Return the lines below that contain the word "Kendaraan".

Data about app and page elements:
-----

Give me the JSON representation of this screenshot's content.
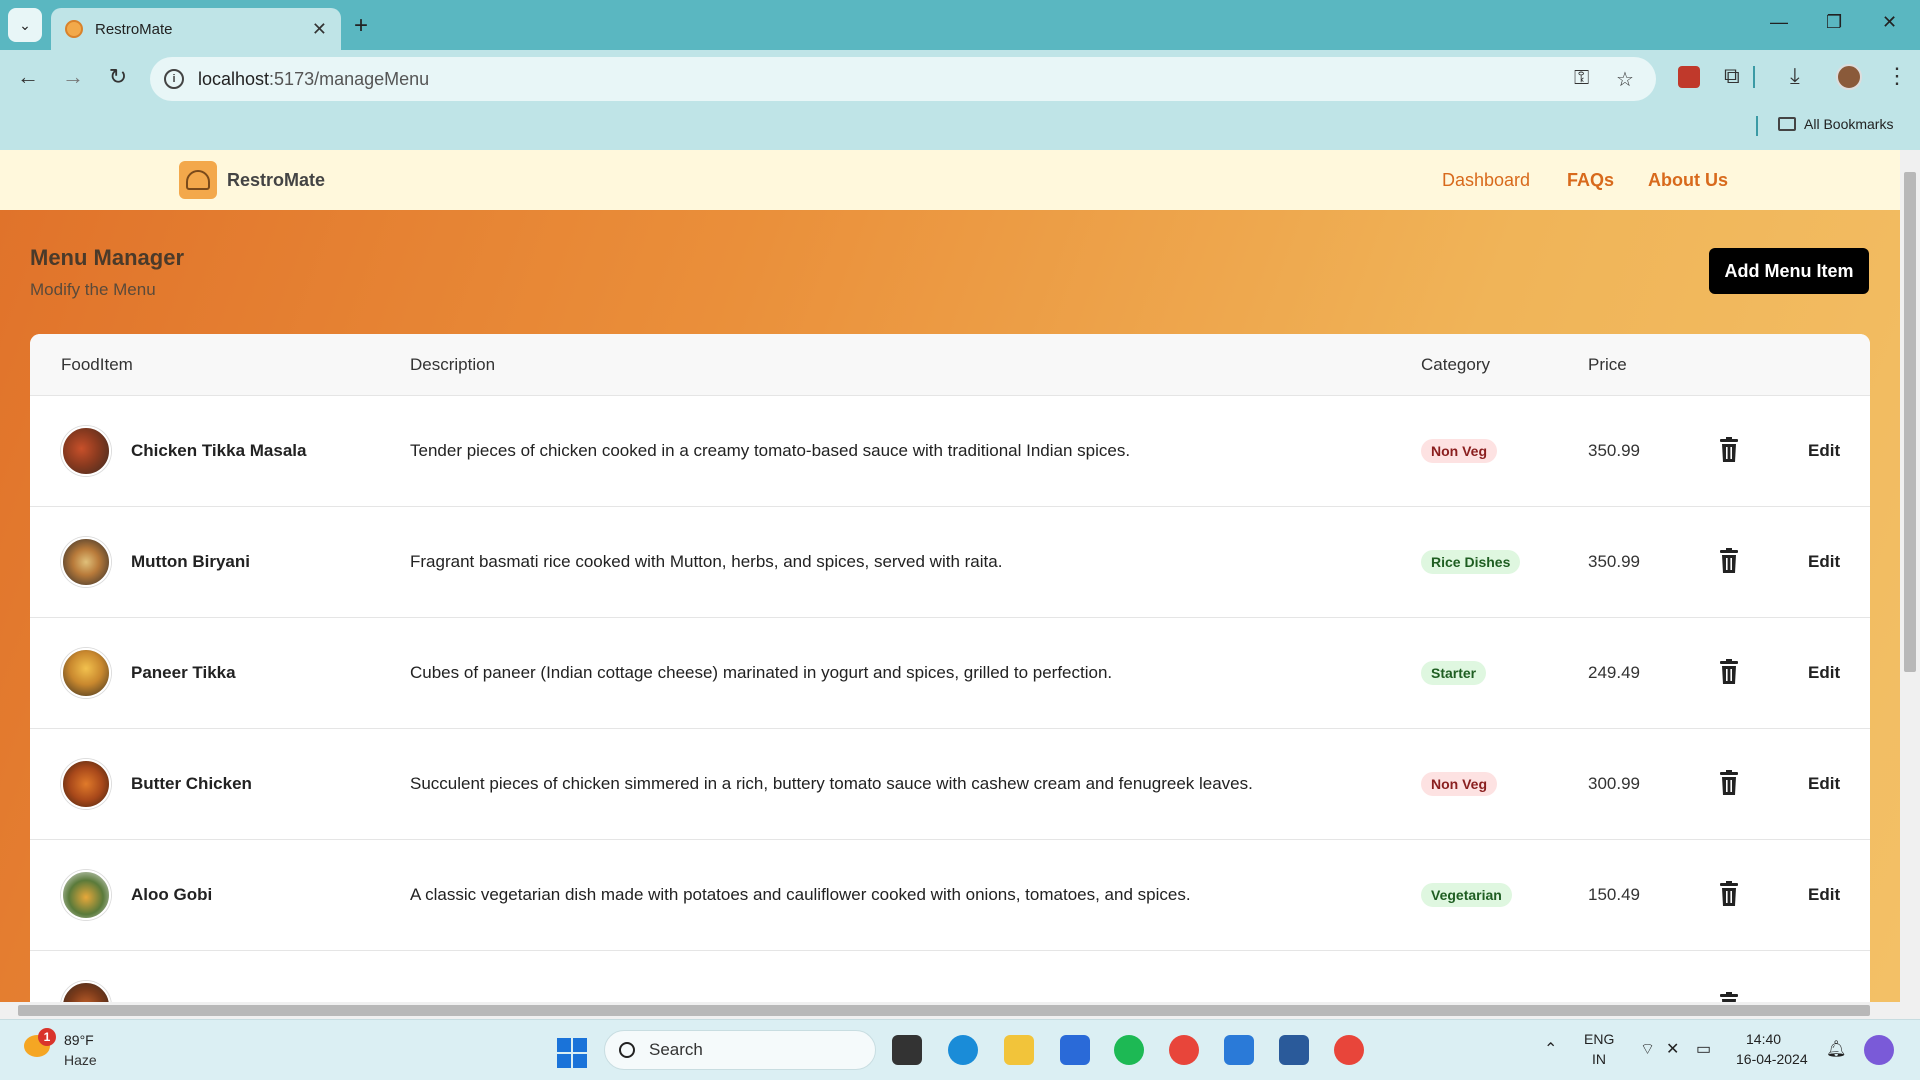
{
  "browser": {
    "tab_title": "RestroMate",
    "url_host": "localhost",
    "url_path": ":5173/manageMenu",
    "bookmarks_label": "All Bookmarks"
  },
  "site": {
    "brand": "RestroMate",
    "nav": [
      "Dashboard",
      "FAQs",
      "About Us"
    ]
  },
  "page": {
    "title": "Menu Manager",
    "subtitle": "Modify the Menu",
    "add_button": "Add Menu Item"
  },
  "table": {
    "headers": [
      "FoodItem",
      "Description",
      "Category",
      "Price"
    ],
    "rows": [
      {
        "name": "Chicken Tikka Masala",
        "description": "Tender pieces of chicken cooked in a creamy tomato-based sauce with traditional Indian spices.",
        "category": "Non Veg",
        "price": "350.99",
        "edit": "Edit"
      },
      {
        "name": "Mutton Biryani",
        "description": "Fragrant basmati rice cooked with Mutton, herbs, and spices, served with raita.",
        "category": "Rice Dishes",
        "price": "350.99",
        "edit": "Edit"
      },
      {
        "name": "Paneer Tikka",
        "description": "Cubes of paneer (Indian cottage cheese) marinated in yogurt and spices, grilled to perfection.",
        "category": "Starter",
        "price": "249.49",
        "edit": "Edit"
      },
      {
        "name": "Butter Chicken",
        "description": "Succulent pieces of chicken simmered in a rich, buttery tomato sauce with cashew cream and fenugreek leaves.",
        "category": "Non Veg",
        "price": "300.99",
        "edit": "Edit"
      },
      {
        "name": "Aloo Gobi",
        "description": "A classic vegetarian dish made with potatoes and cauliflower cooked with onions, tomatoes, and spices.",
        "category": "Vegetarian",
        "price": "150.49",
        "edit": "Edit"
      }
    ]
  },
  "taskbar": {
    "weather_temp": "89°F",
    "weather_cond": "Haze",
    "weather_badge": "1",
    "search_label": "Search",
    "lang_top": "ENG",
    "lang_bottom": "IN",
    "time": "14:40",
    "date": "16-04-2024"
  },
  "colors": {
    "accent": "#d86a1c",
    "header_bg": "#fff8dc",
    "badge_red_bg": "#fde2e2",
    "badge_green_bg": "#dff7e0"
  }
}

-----

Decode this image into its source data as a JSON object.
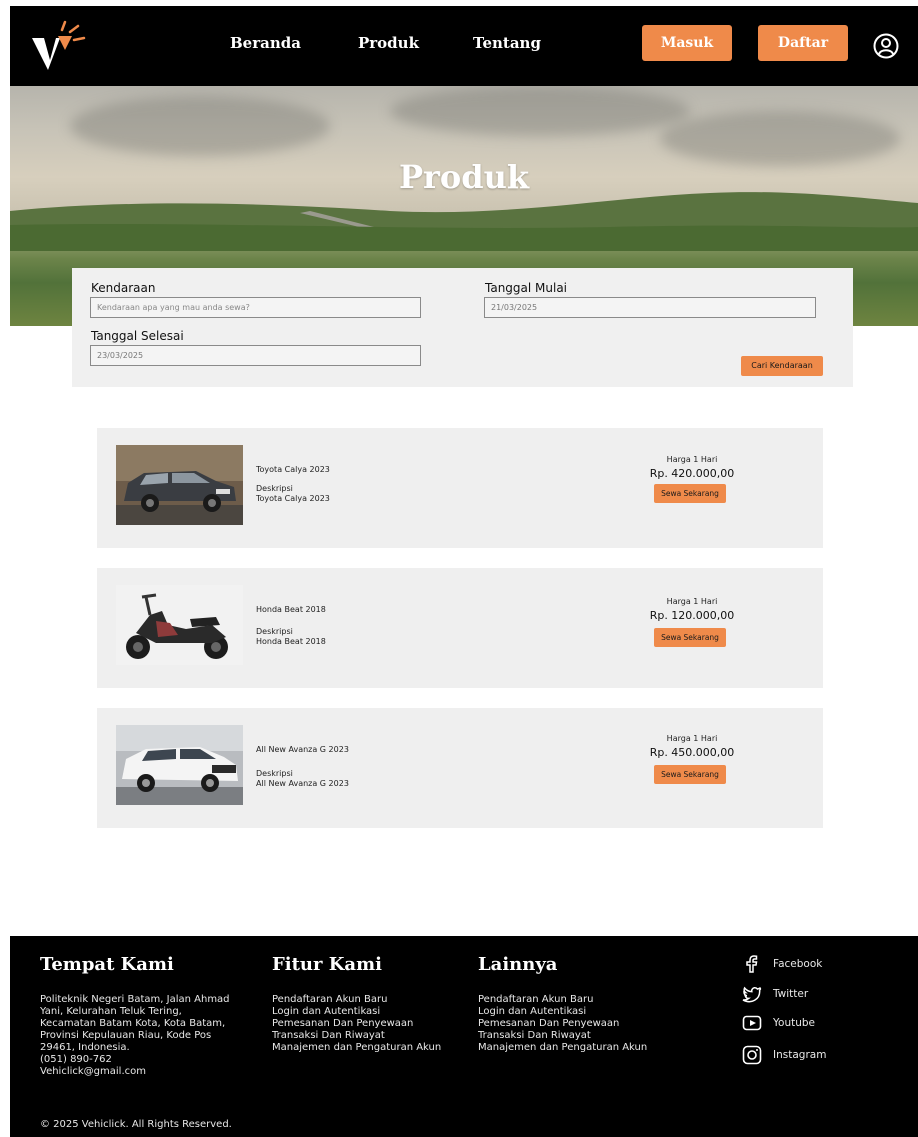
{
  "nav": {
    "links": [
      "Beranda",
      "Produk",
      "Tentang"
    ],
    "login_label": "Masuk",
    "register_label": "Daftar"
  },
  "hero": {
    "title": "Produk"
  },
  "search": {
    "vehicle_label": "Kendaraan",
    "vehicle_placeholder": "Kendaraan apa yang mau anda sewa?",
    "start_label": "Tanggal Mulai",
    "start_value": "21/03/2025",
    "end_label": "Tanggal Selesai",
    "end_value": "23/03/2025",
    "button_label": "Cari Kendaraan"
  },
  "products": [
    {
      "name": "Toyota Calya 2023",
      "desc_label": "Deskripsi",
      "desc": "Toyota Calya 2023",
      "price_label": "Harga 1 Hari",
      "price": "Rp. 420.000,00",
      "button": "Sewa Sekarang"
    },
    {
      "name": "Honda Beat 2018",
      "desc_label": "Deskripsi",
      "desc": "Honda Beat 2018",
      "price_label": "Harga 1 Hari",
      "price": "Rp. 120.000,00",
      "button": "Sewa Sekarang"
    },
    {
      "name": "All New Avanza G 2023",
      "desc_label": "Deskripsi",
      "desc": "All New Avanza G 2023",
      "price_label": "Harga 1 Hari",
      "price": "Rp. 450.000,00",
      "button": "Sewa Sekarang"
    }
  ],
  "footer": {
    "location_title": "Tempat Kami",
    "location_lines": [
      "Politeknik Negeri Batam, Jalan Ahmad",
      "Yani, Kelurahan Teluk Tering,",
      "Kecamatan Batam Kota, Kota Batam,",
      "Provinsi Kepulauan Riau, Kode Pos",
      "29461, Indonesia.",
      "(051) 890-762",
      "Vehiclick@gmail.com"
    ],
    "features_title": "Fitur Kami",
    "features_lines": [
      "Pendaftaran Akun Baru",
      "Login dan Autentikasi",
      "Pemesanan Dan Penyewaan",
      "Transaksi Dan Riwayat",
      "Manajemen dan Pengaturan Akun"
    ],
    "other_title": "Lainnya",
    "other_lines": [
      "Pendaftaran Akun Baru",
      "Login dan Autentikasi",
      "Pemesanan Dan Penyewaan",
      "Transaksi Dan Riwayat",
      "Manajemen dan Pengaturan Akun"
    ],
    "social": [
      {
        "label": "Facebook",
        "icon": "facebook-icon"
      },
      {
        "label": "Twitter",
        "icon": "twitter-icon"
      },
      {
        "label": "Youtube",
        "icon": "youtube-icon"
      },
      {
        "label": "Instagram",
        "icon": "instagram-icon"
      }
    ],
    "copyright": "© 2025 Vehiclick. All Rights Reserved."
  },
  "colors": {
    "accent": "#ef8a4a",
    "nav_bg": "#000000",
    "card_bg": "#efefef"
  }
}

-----

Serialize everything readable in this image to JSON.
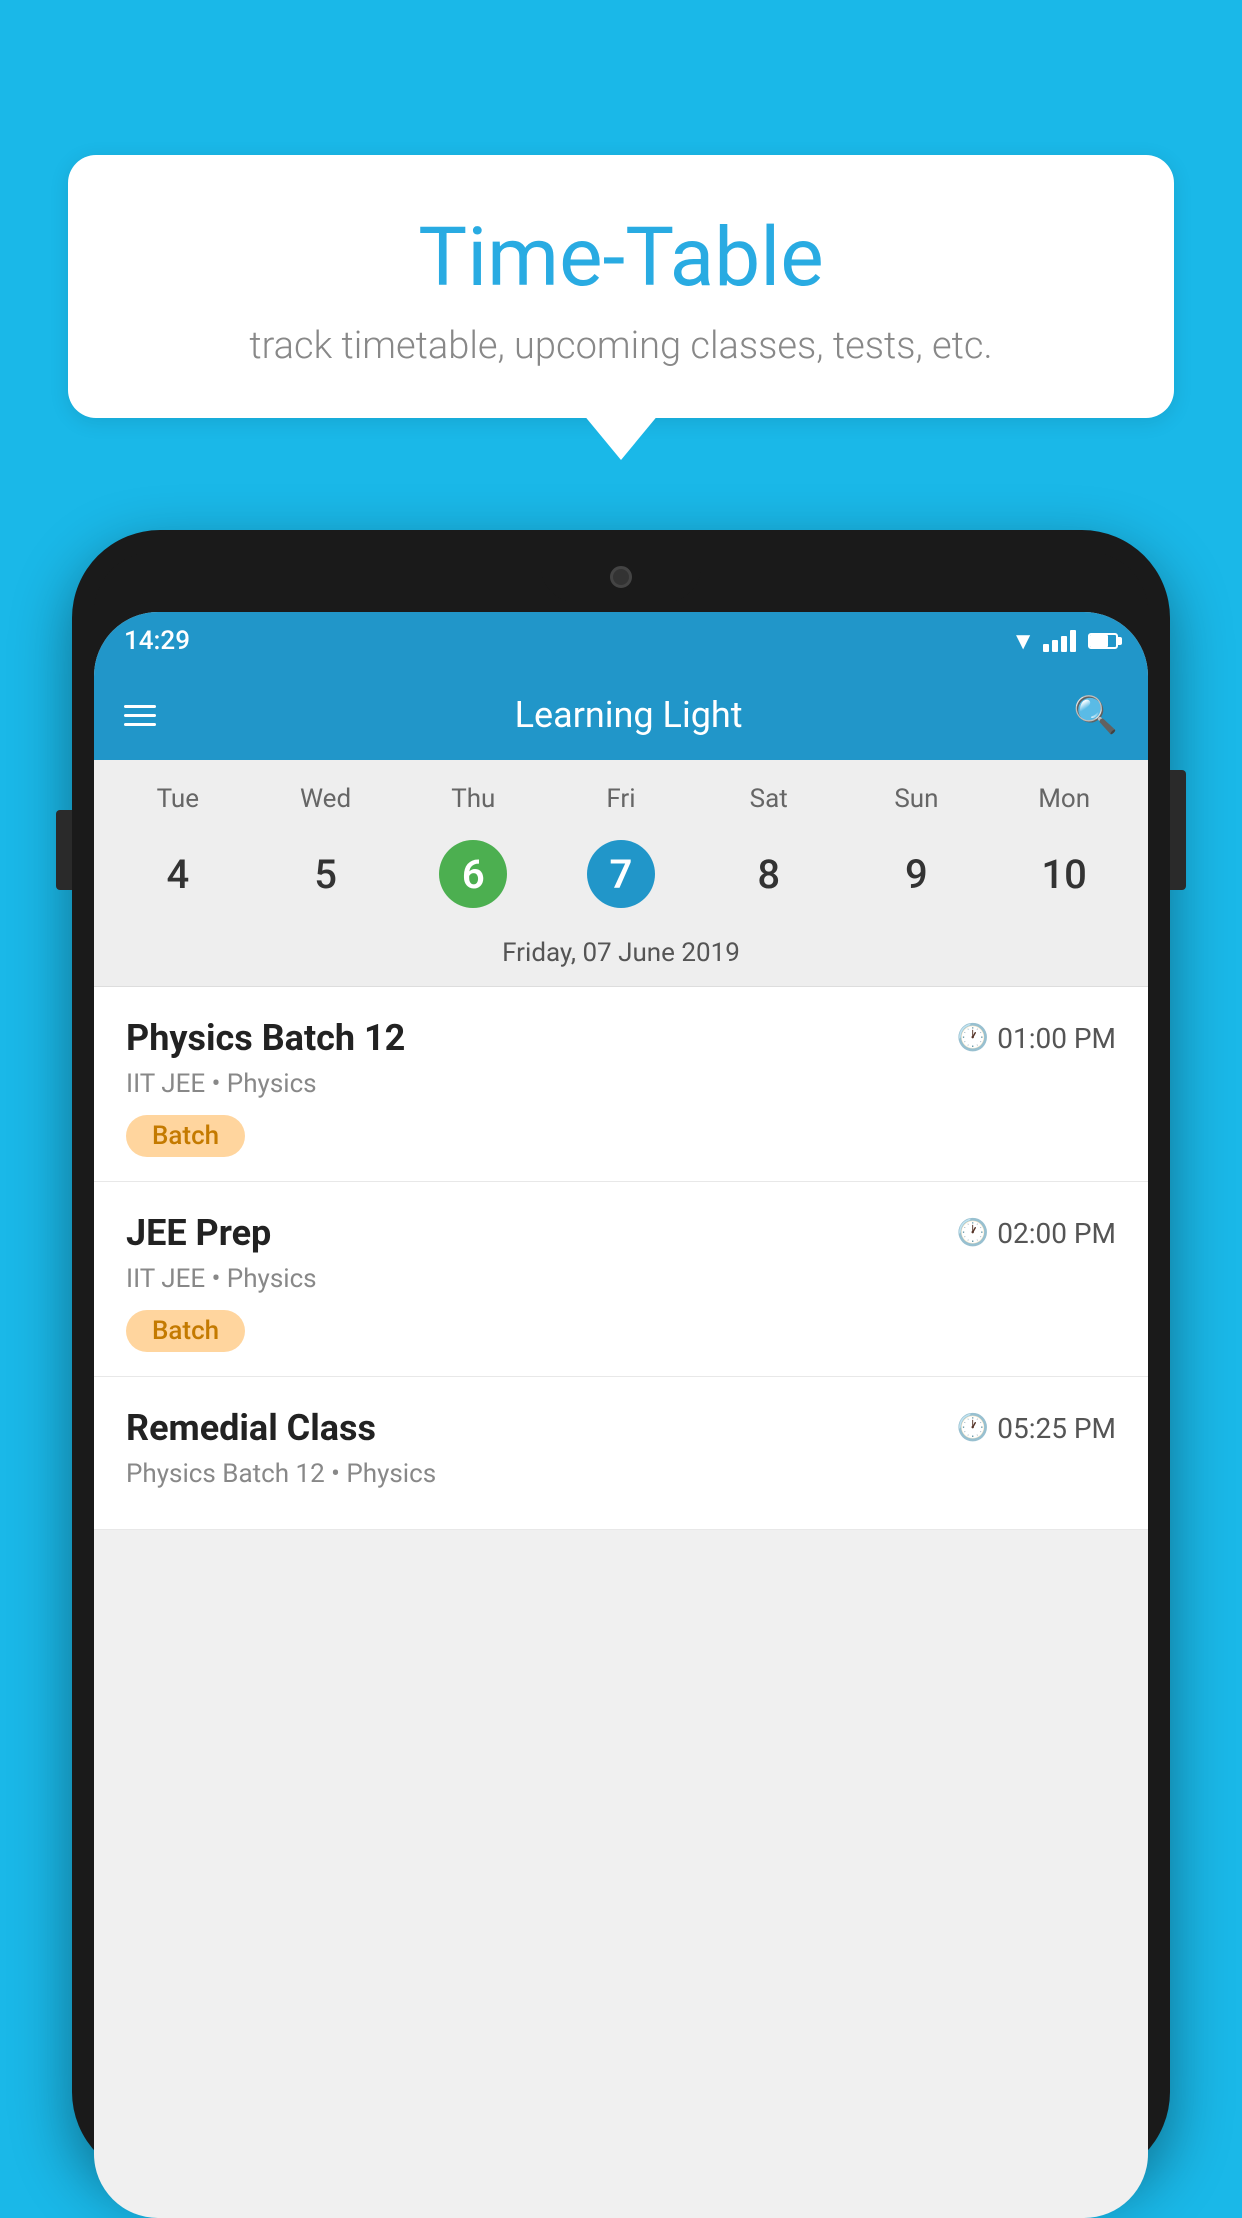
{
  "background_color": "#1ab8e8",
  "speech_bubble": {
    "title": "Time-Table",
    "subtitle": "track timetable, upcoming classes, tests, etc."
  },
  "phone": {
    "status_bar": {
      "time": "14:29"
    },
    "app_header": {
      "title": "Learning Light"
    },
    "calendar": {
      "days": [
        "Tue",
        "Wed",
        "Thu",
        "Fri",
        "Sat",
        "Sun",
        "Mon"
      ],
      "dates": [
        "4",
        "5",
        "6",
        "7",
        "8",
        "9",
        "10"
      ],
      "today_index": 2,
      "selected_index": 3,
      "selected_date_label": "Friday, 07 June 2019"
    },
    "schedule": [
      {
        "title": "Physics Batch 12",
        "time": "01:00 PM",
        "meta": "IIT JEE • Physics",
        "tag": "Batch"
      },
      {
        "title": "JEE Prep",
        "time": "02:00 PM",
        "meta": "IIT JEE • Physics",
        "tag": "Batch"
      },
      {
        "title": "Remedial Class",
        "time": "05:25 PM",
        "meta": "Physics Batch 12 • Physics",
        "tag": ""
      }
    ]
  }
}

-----

RESULT
    "vehicle_label": "Kendaraan",
    "vehicle_placeholder": "Kendaraan apa yang mau anda sewa?",
    "button_label": "Cari Kendaraan"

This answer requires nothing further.